Chinese Language Skills
Underlining your Chinese language skills or China experiences will also greatly help you in the interview. Many companies will ask you to provide a self-introduction in Chinese. Some other typically asked questions in Mandarin are:
Why are you interested in this position? 这份工作吸引你的地方在于？
What can you bring to the job? 你若参与此份工作能为我们带来什么？
Tell me a little bit about yourself? 你能做一个简单的自我介绍吧
Where did you study Chinese? 你在哪里学的中文？
The key to speaking Chinese in the interview is to not to speak too fast and to speak politely. For example, opt for 您 (nin) over 你 (ni) to be more polite. Asking the interviewer to repeat the question once will also not disadvantage you. This provides you with extra time to collect your thoughts and respond. Learning the translation of the advertised position and company name in Mandarin would be advantageous.

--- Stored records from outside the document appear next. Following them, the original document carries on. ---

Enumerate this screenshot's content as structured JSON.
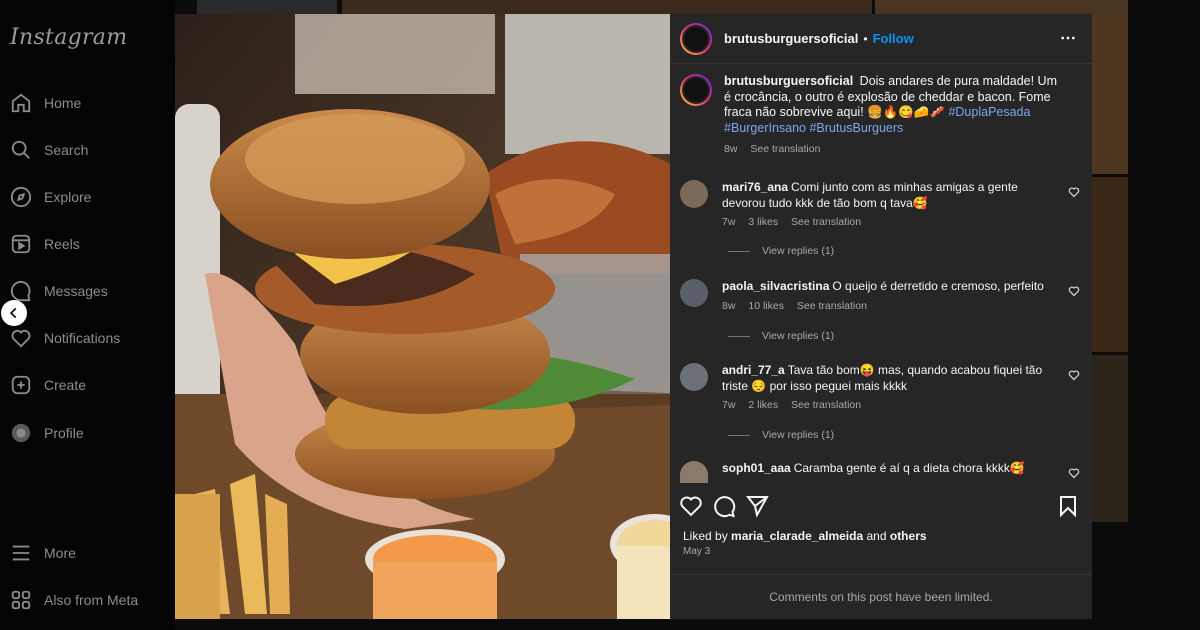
{
  "app": {
    "logo": "Instagram"
  },
  "sidebar": {
    "items": [
      {
        "label": "Home",
        "icon": "home-icon"
      },
      {
        "label": "Search",
        "icon": "search-icon"
      },
      {
        "label": "Explore",
        "icon": "explore-icon"
      },
      {
        "label": "Reels",
        "icon": "reels-icon"
      },
      {
        "label": "Messages",
        "icon": "messages-icon"
      },
      {
        "label": "Notifications",
        "icon": "heart-icon"
      },
      {
        "label": "Create",
        "icon": "create-icon"
      },
      {
        "label": "Profile",
        "icon": "profile-icon"
      }
    ],
    "bottom": [
      {
        "label": "More",
        "icon": "menu-icon"
      },
      {
        "label": "Also from Meta",
        "icon": "meta-icon"
      }
    ]
  },
  "post": {
    "author": "brutusburguersoficial",
    "dot": "•",
    "follow_label": "Follow",
    "avatar_text": "BRUTUS BURGUERS",
    "caption": {
      "text": "Dois andares de pura maldade! Um é crocância, o outro é explosão de cheddar e bacon. Fome fraca não sobrevive aqui! 🍔🔥😋🧀🥓",
      "tags": "#DuplaPesada",
      "tags2": "#BurgerInsano #BrutusBurguers",
      "age": "8w",
      "translate": "See translation"
    },
    "comments": [
      {
        "user": "mari76_ana",
        "text": "Comi junto com as minhas amigas a gente devorou tudo kkk de tão bom q tava🥰",
        "age": "7w",
        "likes": "3 likes",
        "translate": "See translation",
        "replies": "View replies (1)"
      },
      {
        "user": "paola_silvacristina",
        "text": "O queijo é derretido e cremoso, perfeito",
        "age": "8w",
        "likes": "10 likes",
        "translate": "See translation",
        "replies": "View replies (1)"
      },
      {
        "user": "andri_77_a",
        "text": "Tava tão bom😝 mas, quando acabou fiquei tão triste 😔 por isso peguei mais kkkk",
        "age": "7w",
        "likes": "2 likes",
        "translate": "See translation",
        "replies": "View replies (1)"
      },
      {
        "user": "soph01_aaa",
        "text": "Caramba gente é aí q a dieta chora kkkk🥰"
      }
    ],
    "liked_by_prefix": "Liked by",
    "liked_by_user": "maria_clarade_almeida",
    "liked_by_and": "and",
    "liked_by_others": "others",
    "date": "May 3",
    "limited_notice": "Comments on this post have been limited."
  },
  "colors": {
    "panel": "#262626",
    "link": "#0095f6",
    "hashtag": "#7ba6ee"
  }
}
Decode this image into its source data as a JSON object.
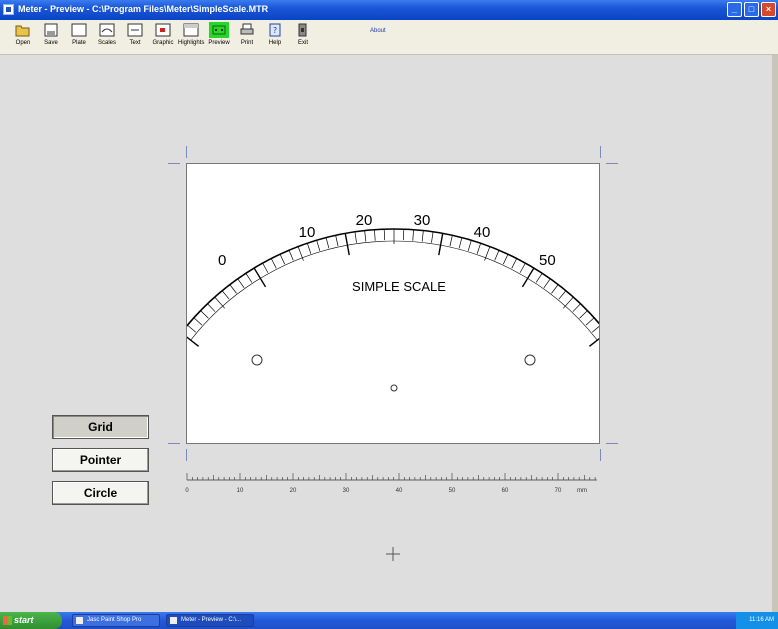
{
  "window": {
    "title": "Meter - Preview - C:\\Program Files\\Meter\\SimpleScale.MTR",
    "controls": [
      "_",
      "□",
      "×"
    ]
  },
  "toolbar": {
    "tools": [
      {
        "label": "Open",
        "icon": "folder-open-icon"
      },
      {
        "label": "Save",
        "icon": "save-icon"
      },
      {
        "label": "Plate",
        "icon": "plate-icon"
      },
      {
        "label": "Scales",
        "icon": "scales-icon"
      },
      {
        "label": "Text",
        "icon": "text-icon"
      },
      {
        "label": "Graphic",
        "icon": "graphic-icon"
      },
      {
        "label": "Highlights",
        "icon": "highlights-icon"
      },
      {
        "label": "Preview",
        "icon": "preview-icon",
        "active": true
      },
      {
        "label": "Print",
        "icon": "printer-icon"
      },
      {
        "label": "Help",
        "icon": "help-icon"
      },
      {
        "label": "Exit",
        "icon": "exit-icon"
      }
    ],
    "about_label": "About"
  },
  "dial": {
    "scale_labels": [
      "0",
      "10",
      "20",
      "30",
      "40",
      "50"
    ],
    "caption": "SIMPLE SCALE"
  },
  "ruler": {
    "labels": [
      "0",
      "10",
      "20",
      "30",
      "40",
      "50",
      "60",
      "70"
    ],
    "unit": "mm"
  },
  "side_buttons": {
    "grid": "Grid",
    "pointer": "Pointer",
    "circle": "Circle"
  },
  "taskbar": {
    "start_label": "start",
    "items": [
      {
        "label": "Jasc Paint Shop Pro"
      },
      {
        "label": "Meter - Preview - C:\\..."
      }
    ],
    "clock": "11:16 AM"
  },
  "colors": {
    "preview_active": "#2bd42b",
    "workspace": "#dedede",
    "titlebar": "#1a56d6"
  }
}
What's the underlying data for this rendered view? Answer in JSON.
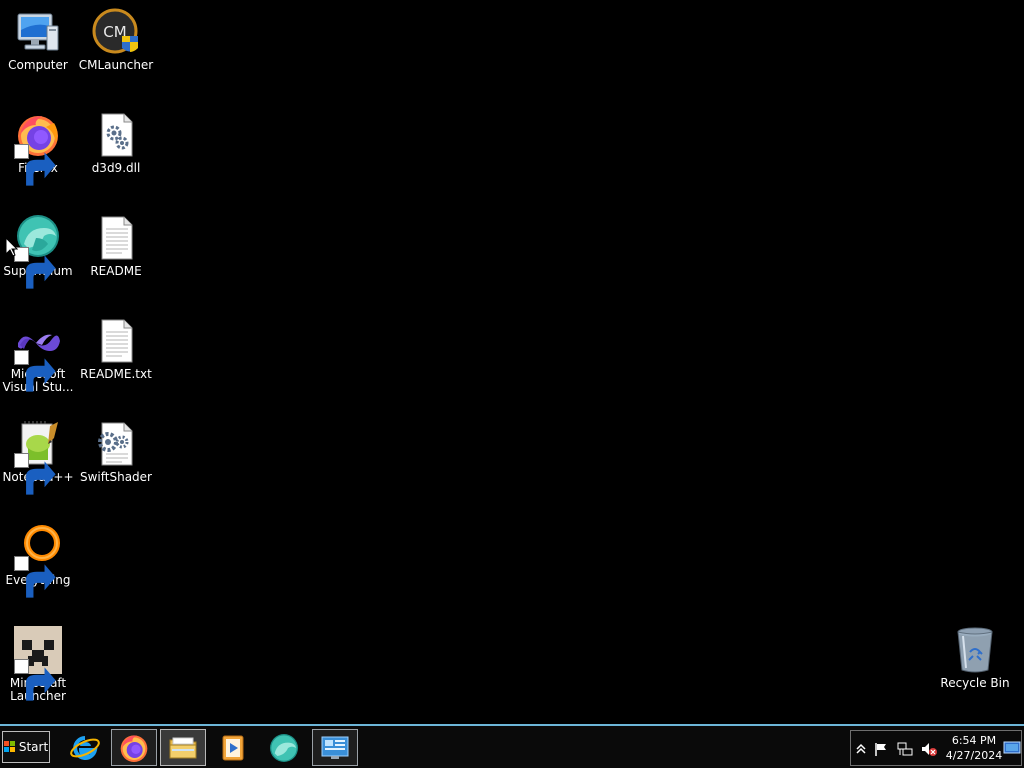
{
  "desktop": {
    "icons": [
      {
        "id": "computer",
        "label": "Computer",
        "icon": "computer-icon",
        "shortcut": false
      },
      {
        "id": "cmlauncher",
        "label": "CMLauncher",
        "icon": "cmlauncher-icon",
        "shortcut": false
      },
      {
        "id": "firefox",
        "label": "Firefox",
        "icon": "firefox-icon",
        "shortcut": true
      },
      {
        "id": "d3d9",
        "label": "d3d9.dll",
        "icon": "dll-file-icon",
        "shortcut": false
      },
      {
        "id": "supermium",
        "label": "Supermium",
        "icon": "supermium-icon",
        "shortcut": true
      },
      {
        "id": "readme",
        "label": "README",
        "icon": "text-file-icon",
        "shortcut": false
      },
      {
        "id": "msvs",
        "label": "Microsoft\nVisual Stu...",
        "icon": "visual-studio-icon",
        "shortcut": true
      },
      {
        "id": "readme-txt",
        "label": "README.txt",
        "icon": "text-file-icon",
        "shortcut": false
      },
      {
        "id": "notepadpp",
        "label": "Notepad++",
        "icon": "notepadpp-icon",
        "shortcut": true
      },
      {
        "id": "swiftshader",
        "label": "SwiftShader",
        "icon": "settings-file-icon",
        "shortcut": false
      },
      {
        "id": "everything",
        "label": "Everything",
        "icon": "everything-icon",
        "shortcut": true
      },
      {
        "id": "minecraft",
        "label": "Minecraft\nLauncher",
        "icon": "minecraft-icon",
        "shortcut": true
      },
      {
        "id": "recycle-bin",
        "label": "Recycle Bin",
        "icon": "recycle-bin-icon",
        "shortcut": false
      }
    ]
  },
  "taskbar": {
    "start_label": "Start",
    "pinned": [
      {
        "name": "internet-explorer",
        "icon": "internet-explorer-icon"
      },
      {
        "name": "firefox",
        "icon": "firefox-icon",
        "state": "active"
      },
      {
        "name": "file-explorer",
        "icon": "folder-icon",
        "state": "pressed"
      },
      {
        "name": "media-player",
        "icon": "media-player-icon"
      },
      {
        "name": "supermium",
        "icon": "supermium-icon"
      },
      {
        "name": "remote-desktop",
        "icon": "remote-desktop-icon",
        "state": "active"
      }
    ],
    "tray": {
      "icons": [
        "show-hidden-icons-chevron",
        "action-center-flag-icon",
        "network-icon",
        "volume-muted-icon"
      ],
      "time": "6:54 PM",
      "date": "4/27/2024"
    }
  },
  "colors": {
    "taskbar_border": "#6db6d8",
    "desktop_bg": "#000000"
  }
}
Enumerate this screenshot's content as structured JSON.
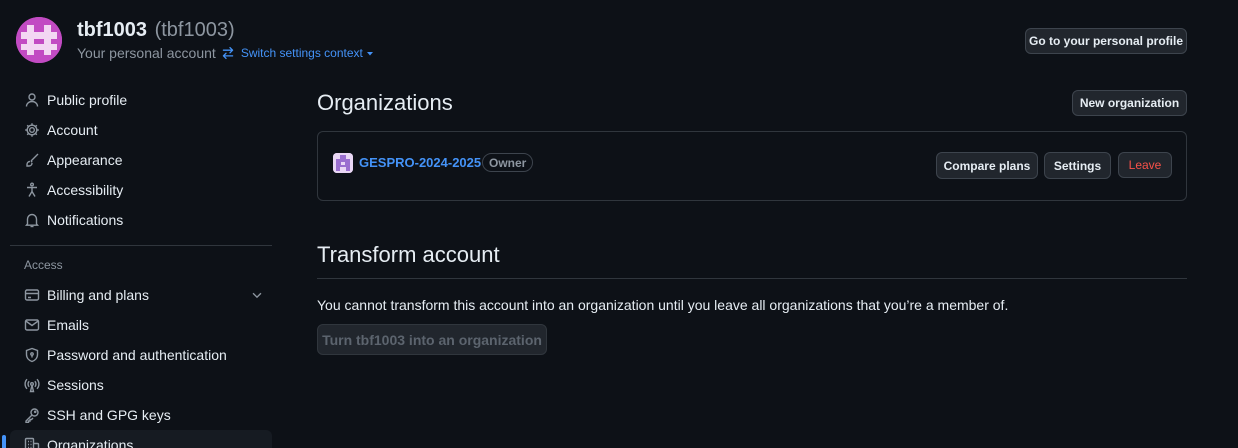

Finally, it’s important to project professionalism and confidence in regards to attire and oral presentation. This is the same as in the West, but in China it’s especially important for young people. This is because there’s more opportunities for young people in China to step into jobs that would normally go to those more senior in the West. Professionals in the peak of their career (between age 35-50) tend to steer away from China because they can earn more money in the West and family considerations. Younger job seekers with strong language skills are therefore well placed to take on more senior positions in China. Projecting confidence and professionalism will certainly help your cause.
Following the basic etiquette of resume writing and interviewing in the West will put you in good stead for the job application process in China. However, understanding the pressure points of employers in China, including commitment, language skills, skill growth and professionalism, could make the extra point of difference and help you jump to the front of the job queue!
Before you go, check out how to jobs in China.
Latest posts by Olly Theobald (see all)
- Teaching in Taiwan for Foreigners - November 23, 2017
- The secret CV weapon to cracking the China job market - August 14, 2017
- Italki Student Review | Get a Language Tutor on the Cheap-side - January 13, 2017